Background: Pheochromocytomas (PCC) and paragangliomas (PGL) are neuroendocrine tumors that, although rare, are an important cause of secondary hypertension because of the high morbidity and mortality. PCC/PGL are still thought of as the "tumor of tens," with 10 % being hereditary; however, recent population based studies suggest that up to 32 % of patients have a germline mutation in one of the known common susceptibility genes (including NF1, VHL, RET, SDHB, SDHD, and SDHC). Despite this, most patients in the United States are not referred for clinical genetic testing by their physicians. We aimed to examine the mutation prevalence in a clinic-based population in the United States.
Methods: We performed a retrospective chart review of 139 consecutive patients with PCC/PGL from the medical genetics clinic at the hospital of the University of Pennsylvania from January 2004 through February 2012.
Results: We found a 41 % overall mutation detection rate. Twenty-six percent of the cohort had a mutation in the SDHB or SDHD genes. Of patients with at least one PGL tumor outside the adrenal gland, 53 % had an identified mutation.

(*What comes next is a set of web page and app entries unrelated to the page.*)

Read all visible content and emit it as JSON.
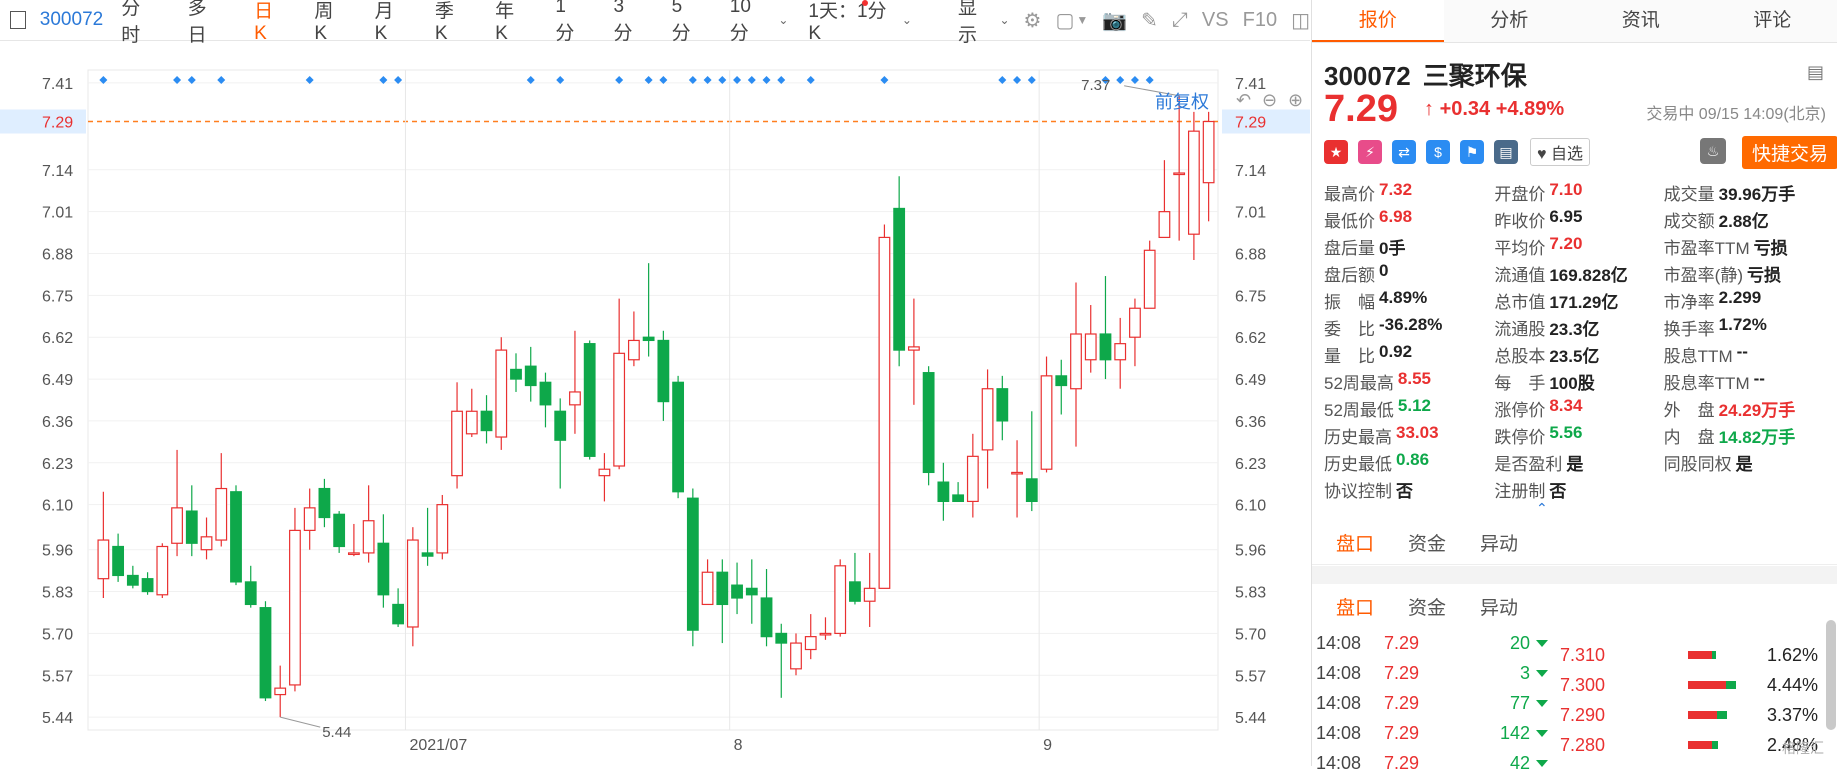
{
  "toolbar": {
    "code": "300072",
    "items": [
      "分时",
      "多日",
      "日K",
      "周K",
      "月K",
      "季K",
      "年K",
      "1分",
      "3分",
      "5分",
      "10分"
    ],
    "active": "日K",
    "period_select": "1天：1分K",
    "display": "显示",
    "vs": "VS",
    "f10": "F10"
  },
  "chart": {
    "fuquan": "前复权",
    "y_labels": [
      "7.41",
      "7.29",
      "7.14",
      "7.01",
      "6.88",
      "6.75",
      "6.62",
      "6.49",
      "6.36",
      "6.23",
      "6.10",
      "5.96",
      "5.83",
      "5.70",
      "5.57",
      "5.44"
    ],
    "current_price_label": "7.29",
    "x_labels": [
      "2021/07",
      "8",
      "9"
    ],
    "high_marker": "7.37",
    "low_marker": "5.44",
    "colors": {
      "up": "#e93030",
      "down": "#0ea84a",
      "dot": "#2b8cf2",
      "priceline": "#ff7f1f"
    }
  },
  "chart_data": {
    "type": "candlestick",
    "ylim": [
      5.4,
      7.45
    ],
    "candles": [
      {
        "o": 5.87,
        "c": 5.99,
        "h": 6.14,
        "l": 5.81
      },
      {
        "o": 5.97,
        "c": 5.88,
        "h": 6.01,
        "l": 5.86
      },
      {
        "o": 5.88,
        "c": 5.85,
        "h": 5.91,
        "l": 5.84
      },
      {
        "o": 5.87,
        "c": 5.83,
        "h": 5.89,
        "l": 5.82
      },
      {
        "o": 5.82,
        "c": 5.97,
        "h": 5.98,
        "l": 5.81
      },
      {
        "o": 5.98,
        "c": 6.09,
        "h": 6.27,
        "l": 5.94
      },
      {
        "o": 6.08,
        "c": 5.98,
        "h": 6.16,
        "l": 5.94
      },
      {
        "o": 5.96,
        "c": 6.0,
        "h": 6.06,
        "l": 5.93
      },
      {
        "o": 5.99,
        "c": 6.15,
        "h": 6.26,
        "l": 5.97
      },
      {
        "o": 6.14,
        "c": 5.86,
        "h": 6.16,
        "l": 5.85
      },
      {
        "o": 5.86,
        "c": 5.79,
        "h": 5.91,
        "l": 5.78
      },
      {
        "o": 5.78,
        "c": 5.5,
        "h": 5.8,
        "l": 5.49
      },
      {
        "o": 5.51,
        "c": 5.53,
        "h": 5.6,
        "l": 5.44
      },
      {
        "o": 5.54,
        "c": 6.02,
        "h": 6.09,
        "l": 5.52
      },
      {
        "o": 6.02,
        "c": 6.09,
        "h": 6.15,
        "l": 5.96
      },
      {
        "o": 6.15,
        "c": 6.06,
        "h": 6.18,
        "l": 6.03
      },
      {
        "o": 6.07,
        "c": 5.97,
        "h": 6.08,
        "l": 5.95
      },
      {
        "o": 5.95,
        "c": 5.95,
        "h": 6.04,
        "l": 5.94
      },
      {
        "o": 5.95,
        "c": 6.05,
        "h": 6.16,
        "l": 5.92
      },
      {
        "o": 5.98,
        "c": 5.82,
        "h": 6.07,
        "l": 5.78
      },
      {
        "o": 5.79,
        "c": 5.73,
        "h": 5.84,
        "l": 5.72
      },
      {
        "o": 5.72,
        "c": 5.99,
        "h": 6.03,
        "l": 5.66
      },
      {
        "o": 5.95,
        "c": 5.94,
        "h": 6.09,
        "l": 5.91
      },
      {
        "o": 5.95,
        "c": 6.1,
        "h": 6.13,
        "l": 5.93
      },
      {
        "o": 6.19,
        "c": 6.39,
        "h": 6.48,
        "l": 6.15
      },
      {
        "o": 6.32,
        "c": 6.39,
        "h": 6.46,
        "l": 6.31
      },
      {
        "o": 6.39,
        "c": 6.33,
        "h": 6.44,
        "l": 6.29
      },
      {
        "o": 6.31,
        "c": 6.58,
        "h": 6.62,
        "l": 6.27
      },
      {
        "o": 6.52,
        "c": 6.49,
        "h": 6.57,
        "l": 6.45
      },
      {
        "o": 6.53,
        "c": 6.47,
        "h": 6.59,
        "l": 6.42
      },
      {
        "o": 6.48,
        "c": 6.41,
        "h": 6.51,
        "l": 6.34
      },
      {
        "o": 6.39,
        "c": 6.3,
        "h": 6.43,
        "l": 6.15
      },
      {
        "o": 6.41,
        "c": 6.45,
        "h": 6.64,
        "l": 6.32
      },
      {
        "o": 6.6,
        "c": 6.25,
        "h": 6.61,
        "l": 6.24
      },
      {
        "o": 6.19,
        "c": 6.21,
        "h": 6.26,
        "l": 6.11
      },
      {
        "o": 6.22,
        "c": 6.57,
        "h": 6.74,
        "l": 6.21
      },
      {
        "o": 6.55,
        "c": 6.61,
        "h": 6.7,
        "l": 6.53
      },
      {
        "o": 6.62,
        "c": 6.61,
        "h": 6.85,
        "l": 6.56
      },
      {
        "o": 6.61,
        "c": 6.42,
        "h": 6.64,
        "l": 6.36
      },
      {
        "o": 6.48,
        "c": 6.14,
        "h": 6.5,
        "l": 6.12
      },
      {
        "o": 6.12,
        "c": 5.71,
        "h": 6.15,
        "l": 5.66
      },
      {
        "o": 5.79,
        "c": 5.89,
        "h": 5.93,
        "l": 5.79
      },
      {
        "o": 5.89,
        "c": 5.79,
        "h": 5.93,
        "l": 5.67
      },
      {
        "o": 5.85,
        "c": 5.81,
        "h": 5.92,
        "l": 5.76
      },
      {
        "o": 5.84,
        "c": 5.82,
        "h": 5.93,
        "l": 5.73
      },
      {
        "o": 5.81,
        "c": 5.69,
        "h": 5.9,
        "l": 5.66
      },
      {
        "o": 5.7,
        "c": 5.67,
        "h": 5.73,
        "l": 5.5
      },
      {
        "o": 5.59,
        "c": 5.67,
        "h": 5.7,
        "l": 5.57
      },
      {
        "o": 5.65,
        "c": 5.69,
        "h": 5.76,
        "l": 5.62
      },
      {
        "o": 5.7,
        "c": 5.7,
        "h": 5.75,
        "l": 5.68
      },
      {
        "o": 5.7,
        "c": 5.91,
        "h": 5.93,
        "l": 5.69
      },
      {
        "o": 5.86,
        "c": 5.8,
        "h": 5.95,
        "l": 5.79
      },
      {
        "o": 5.8,
        "c": 5.84,
        "h": 5.95,
        "l": 5.72
      },
      {
        "o": 5.84,
        "c": 6.93,
        "h": 6.97,
        "l": 5.84
      },
      {
        "o": 7.02,
        "c": 6.58,
        "h": 7.12,
        "l": 6.53
      },
      {
        "o": 6.58,
        "c": 6.59,
        "h": 6.74,
        "l": 6.41
      },
      {
        "o": 6.51,
        "c": 6.2,
        "h": 6.53,
        "l": 6.16
      },
      {
        "o": 6.17,
        "c": 6.11,
        "h": 6.23,
        "l": 6.05
      },
      {
        "o": 6.13,
        "c": 6.11,
        "h": 6.17,
        "l": 6.11
      },
      {
        "o": 6.11,
        "c": 6.25,
        "h": 6.32,
        "l": 6.06
      },
      {
        "o": 6.27,
        "c": 6.46,
        "h": 6.52,
        "l": 6.15
      },
      {
        "o": 6.46,
        "c": 6.36,
        "h": 6.5,
        "l": 6.3
      },
      {
        "o": 6.2,
        "c": 6.2,
        "h": 6.3,
        "l": 6.06
      },
      {
        "o": 6.18,
        "c": 6.11,
        "h": 6.39,
        "l": 6.08
      },
      {
        "o": 6.21,
        "c": 6.5,
        "h": 6.56,
        "l": 6.2
      },
      {
        "o": 6.5,
        "c": 6.47,
        "h": 6.55,
        "l": 6.38
      },
      {
        "o": 6.46,
        "c": 6.63,
        "h": 6.79,
        "l": 6.28
      },
      {
        "o": 6.55,
        "c": 6.63,
        "h": 6.72,
        "l": 6.51
      },
      {
        "o": 6.63,
        "c": 6.55,
        "h": 6.81,
        "l": 6.49
      },
      {
        "o": 6.55,
        "c": 6.6,
        "h": 6.68,
        "l": 6.46
      },
      {
        "o": 6.62,
        "c": 6.71,
        "h": 6.74,
        "l": 6.53
      },
      {
        "o": 6.71,
        "c": 6.89,
        "h": 6.92,
        "l": 6.71
      },
      {
        "o": 6.93,
        "c": 7.01,
        "h": 7.17,
        "l": 6.96
      },
      {
        "o": 7.13,
        "c": 7.13,
        "h": 7.37,
        "l": 6.92
      },
      {
        "o": 6.94,
        "c": 7.26,
        "h": 7.32,
        "l": 6.86
      },
      {
        "o": 7.1,
        "c": 7.29,
        "h": 7.32,
        "l": 6.98
      }
    ]
  },
  "panel": {
    "tabs": [
      "报价",
      "分析",
      "资讯",
      "评论"
    ],
    "active_tab": "报价",
    "code": "300072",
    "name": "三聚环保",
    "price": "7.29",
    "arrow": "↑",
    "change": "+0.34",
    "change_pct": "+4.89%",
    "status": "交易中 09/15 14:09(北京)",
    "fav": "自选",
    "quick_trade": "快捷交易",
    "stats": [
      [
        [
          "最高价",
          "7.32",
          "red"
        ],
        [
          "开盘价",
          "7.10",
          "red"
        ],
        [
          "成交量",
          "39.96万手",
          ""
        ]
      ],
      [
        [
          "最低价",
          "6.98",
          "red"
        ],
        [
          "昨收价",
          "6.95",
          ""
        ],
        [
          "成交额",
          "2.88亿",
          ""
        ]
      ],
      [
        [
          "盘后量",
          "0手",
          ""
        ],
        [
          "平均价",
          "7.20",
          "red"
        ],
        [
          "市盈率TTM",
          "亏损",
          ""
        ]
      ],
      [
        [
          "盘后额",
          "0",
          ""
        ],
        [
          "流通值",
          "169.828亿",
          ""
        ],
        [
          "市盈率(静)",
          "亏损",
          ""
        ]
      ],
      [
        [
          "振　幅",
          "4.89%",
          ""
        ],
        [
          "总市值",
          "171.29亿",
          ""
        ],
        [
          "市净率",
          "2.299",
          ""
        ]
      ],
      [
        [
          "委　比",
          "-36.28%",
          ""
        ],
        [
          "流通股",
          "23.3亿",
          ""
        ],
        [
          "换手率",
          "1.72%",
          ""
        ]
      ],
      [
        [
          "量　比",
          "0.92",
          ""
        ],
        [
          "总股本",
          "23.5亿",
          ""
        ],
        [
          "股息TTM",
          "--",
          ""
        ]
      ],
      [
        [
          "52周最高",
          "8.55",
          "red"
        ],
        [
          "每　手",
          "100股",
          ""
        ],
        [
          "股息率TTM",
          "--",
          ""
        ]
      ],
      [
        [
          "52周最低",
          "5.12",
          "green"
        ],
        [
          "涨停价",
          "8.34",
          "red"
        ],
        [
          "外　盘",
          "24.29万手",
          "red"
        ]
      ],
      [
        [
          "历史最高",
          "33.03",
          "red"
        ],
        [
          "跌停价",
          "5.56",
          "green"
        ],
        [
          "内　盘",
          "14.82万手",
          "green"
        ]
      ],
      [
        [
          "历史最低",
          "0.86",
          "green"
        ],
        [
          "是否盈利",
          "是",
          ""
        ],
        [
          "同股同权",
          "是",
          ""
        ]
      ],
      [
        [
          "协议控制",
          "否",
          ""
        ],
        [
          "注册制",
          "否",
          ""
        ],
        [
          "",
          "",
          ""
        ]
      ]
    ],
    "subtabs": [
      "盘口",
      "资金",
      "异动"
    ],
    "subtab_active": "盘口",
    "ticks": [
      {
        "time": "14:08",
        "price": "7.29",
        "vol": "20"
      },
      {
        "time": "14:08",
        "price": "7.29",
        "vol": "3"
      },
      {
        "time": "14:08",
        "price": "7.29",
        "vol": "77"
      },
      {
        "time": "14:08",
        "price": "7.29",
        "vol": "142"
      },
      {
        "time": "14:08",
        "price": "7.29",
        "vol": "42"
      }
    ],
    "levels": [
      {
        "price": "7.310",
        "pct": "1.62%",
        "red": 0.5,
        "green": 0.2
      },
      {
        "price": "7.300",
        "pct": "4.44%",
        "red": 0.8,
        "green": 0.5
      },
      {
        "price": "7.290",
        "pct": "3.37%",
        "red": 0.6,
        "green": 0.5
      },
      {
        "price": "7.280",
        "pct": "2.48%",
        "red": 0.5,
        "green": 0.3
      }
    ],
    "watermark": "格隆汇"
  }
}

Conclusions: Forty-one percent of the cohort had a heritable mutation. The most commonly mutated gene was SDHB, which carries the highest risk of malignancy. These data, together with American Society of Clinical Oncology guidelines suggesting that genetic testing be performed if the risk of a hereditable mutation is at least 10 % or if it will affect medical management, strongly suggest that all patients with PCC/PGL should undergo clinical genetic testing.